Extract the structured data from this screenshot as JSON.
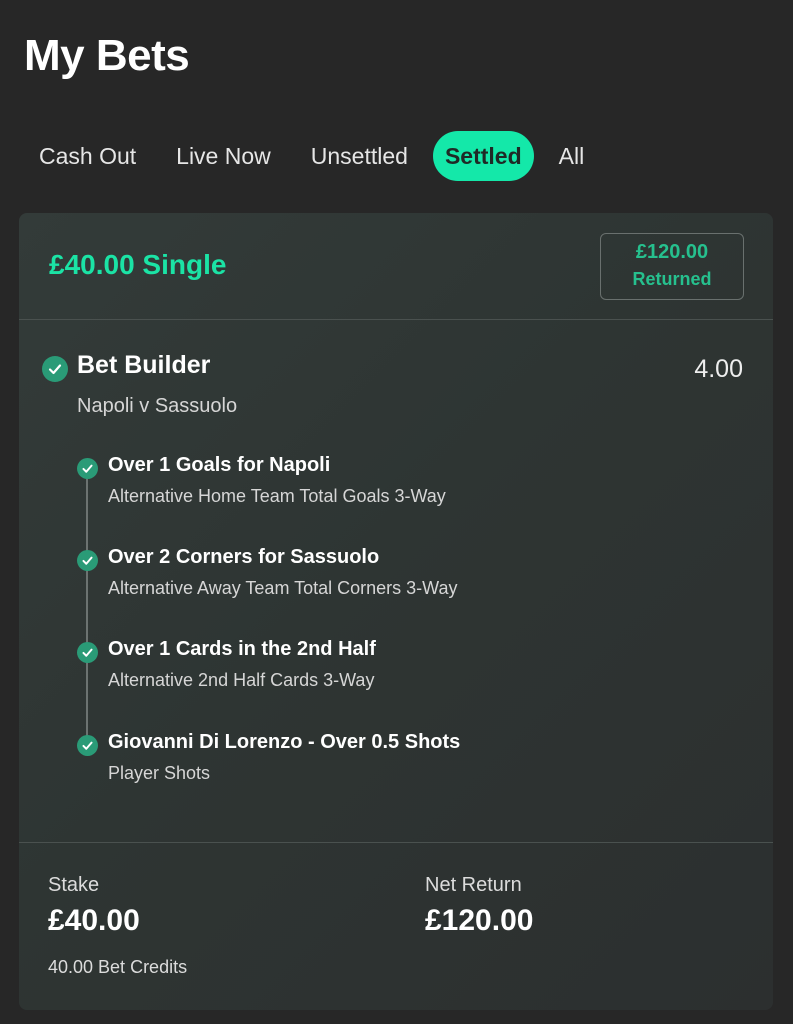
{
  "page": {
    "title": "My Bets"
  },
  "tabs": [
    {
      "label": "Cash Out",
      "active": false
    },
    {
      "label": "Live Now",
      "active": false
    },
    {
      "label": "Unsettled",
      "active": false
    },
    {
      "label": "Settled",
      "active": true
    },
    {
      "label": "All",
      "active": false
    }
  ],
  "bet": {
    "title": "£40.00 Single",
    "returned_amount": "£120.00",
    "returned_label": "Returned",
    "builder": {
      "title": "Bet Builder",
      "odds": "4.00",
      "match": "Napoli v Sassuolo",
      "status_icon": "check-circle-icon"
    },
    "legs": [
      {
        "title": "Over 1 Goals for Napoli",
        "market": "Alternative Home Team Total Goals 3-Way",
        "status_icon": "check-circle-icon"
      },
      {
        "title": "Over 2 Corners for Sassuolo",
        "market": "Alternative Away Team Total Corners 3-Way",
        "status_icon": "check-circle-icon"
      },
      {
        "title": "Over 1 Cards in the 2nd Half",
        "market": "Alternative 2nd Half Cards 3-Way",
        "status_icon": "check-circle-icon"
      },
      {
        "title": "Giovanni Di Lorenzo - Over 0.5 Shots",
        "market": "Player Shots",
        "status_icon": "check-circle-icon"
      }
    ],
    "stake_label": "Stake",
    "stake_value": "£40.00",
    "stake_note": "40.00 Bet Credits",
    "net_return_label": "Net Return",
    "net_return_value": "£120.00"
  },
  "colors": {
    "background": "#272727",
    "accent": "#14e8a9",
    "bet_title": "#1be3a5",
    "returned_text": "#26c08e",
    "check_fill": "#2a9b77"
  }
}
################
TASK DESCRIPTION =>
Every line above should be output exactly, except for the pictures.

REPLY =>
Extract the structured data from this screenshot as JSON.
{
  "page": {
    "title": "My Bets"
  },
  "tabs": [
    {
      "label": "Cash Out",
      "active": false
    },
    {
      "label": "Live Now",
      "active": false
    },
    {
      "label": "Unsettled",
      "active": false
    },
    {
      "label": "Settled",
      "active": true
    },
    {
      "label": "All",
      "active": false
    }
  ],
  "bet": {
    "title": "£40.00 Single",
    "returned_amount": "£120.00",
    "returned_label": "Returned",
    "builder": {
      "title": "Bet Builder",
      "odds": "4.00",
      "match": "Napoli v Sassuolo",
      "status_icon": "check-circle-icon"
    },
    "legs": [
      {
        "title": "Over 1 Goals for Napoli",
        "market": "Alternative Home Team Total Goals 3-Way",
        "status_icon": "check-circle-icon"
      },
      {
        "title": "Over 2 Corners for Sassuolo",
        "market": "Alternative Away Team Total Corners 3-Way",
        "status_icon": "check-circle-icon"
      },
      {
        "title": "Over 1 Cards in the 2nd Half",
        "market": "Alternative 2nd Half Cards 3-Way",
        "status_icon": "check-circle-icon"
      },
      {
        "title": "Giovanni Di Lorenzo - Over 0.5 Shots",
        "market": "Player Shots",
        "status_icon": "check-circle-icon"
      }
    ],
    "stake_label": "Stake",
    "stake_value": "£40.00",
    "stake_note": "40.00 Bet Credits",
    "net_return_label": "Net Return",
    "net_return_value": "£120.00"
  },
  "colors": {
    "background": "#272727",
    "accent": "#14e8a9",
    "bet_title": "#1be3a5",
    "returned_text": "#26c08e",
    "check_fill": "#2a9b77"
  }
}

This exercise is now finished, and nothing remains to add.